So if we adjust the 78p figure to account for the rights issue, EPS this year should be around 60.4p. At today’s share price of 890p, that puts the stock on a P/E ratio of about 14.7.

At that multiple, I don’t think the shares are particularly cheap. But they’re not overly expensive either.

The new dividend

What about the dividend? Well, for the 2023/2024 financial year, National Grid ‘rebased’ its payout to 58.52p.

And looking ahead, it said that it will aim to increase the dividend by UK CPIH inflation following the rebase, after taking account of the new shares issued.

Assuming that inflation’s around 3%, the new dividend could be around 46.7p per share. At today’s share price, that equates to a yield of about 5.2%.

My view

Putting this all together, I don’t see National Grid shares as a bargain at current levels. But with a 5%+ yield, I think they have the potential to be a solid investment.

While the company isn’t expecting much earnings growth this financial year, it’s contemplating growth of 6-8% a year in the next few years. This could boost the share price.

It’s worth pointing out that there’s some political risk/uncertainty here. Not only do we have a UK general election coming up, but there’s the US election later in the year.

All things considered, I think the shares look reasonably attractive today.

Should you invest, the value of your investment may rise or fall and your capital is at risk. Before investing, your individual circumstances should be assessed. Consider taking independent financial advice.

Edward Sheldon has no position in any of the shares mentioned. The Motley Fool UK has no position in any of the shares mentioned. Views expressed on the companies mentioned in this article are those of the writer and therefore may differ from the official recommendations we make in our subscription services such as Share Advisor, Hidden Winners and Pro. Here at The Motley Fool we believe that considering a diverse range of insights makes us better investors.

More on Dividend Shares

Person holding magnifying glass over important document, reading the small print
Investing Articles

3 UK stocks I reckon could benefit from the upcoming general election

As the general election hurtles towards us, this Fool wonders which UK stocks could benefit, and focuses on three picks…

Read more »

BUY AND HOLD spelled in letters on top of a pile of books. Alongside is a piggy bank in glasses. Buy and hold is a popular long term stock and shares strategy.
Investing Articles
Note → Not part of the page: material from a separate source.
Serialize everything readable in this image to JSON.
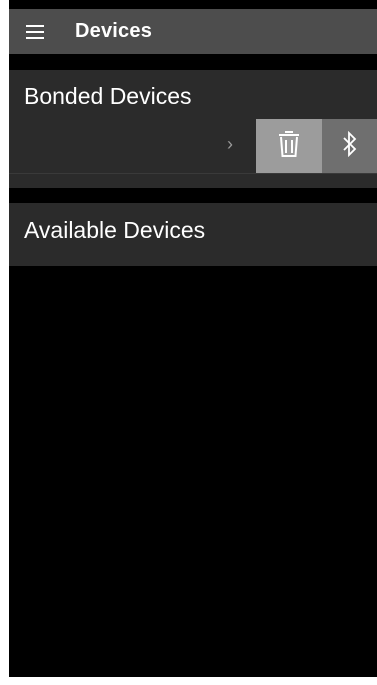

At 11%, this dividend share pays the biggest yield in the FTSE 100

When a dividend share offers a big yield, we need to be cautious of the risks. But I reckon this…

Read more »

Grey Number 4 Stencil on Yellow Concrete Wall
Investing Articles

4 reasons I’d still buy National Grid shares in a heartbeat despite the recent wobble!

As National Grid shares plunged on the news of a right issue, I’m not flinching, and reckon it's a top…

Read more »

Investing Articles

2 hot dividend stocks I’d buy and hold for 10 years

Our writer reckons these two dividend stocks could help her bag juicy dividends for years to come and explains why.

Read more »

Investing Articles

Here’s how I’d try to turn a £20K ISA into a high-yield machine producing £2,290 of passive income next year!

Our writer explains an approach to investing his ISA in high-yield shares, including investment trusts. He hopes they could boost…

Read more »

Passive income text with pin graph chart on business table
Investing Articles

3 world-class FTSE 100 dividend shares I’d consider buying for lasting passive income

Dividends can never be guaranteed, but some FTSE 100 firms have been head and shoulders above the pack when it…

Read more »

Man putting his card into an ATM machine while his son sits in a stroller beside him.
Investing Articles

If I spend £800 on Lloyds shares today, here’s what a decade of dividends could total

How much might spending under a thousand pounds on Lloyds shares today earn this writer in dividends over the next…

Read more »

Arrow symbol glowing amid black arrow symbols on black background.
Investing Articles

A 10.9% yield but down 14%! £11,000 in this FTSE dividend superstar could make me £26,716 in annual passive income

This insurance giant has one of the highest yields in any FTSE index, looks set for strong growth, and appears…

Read more »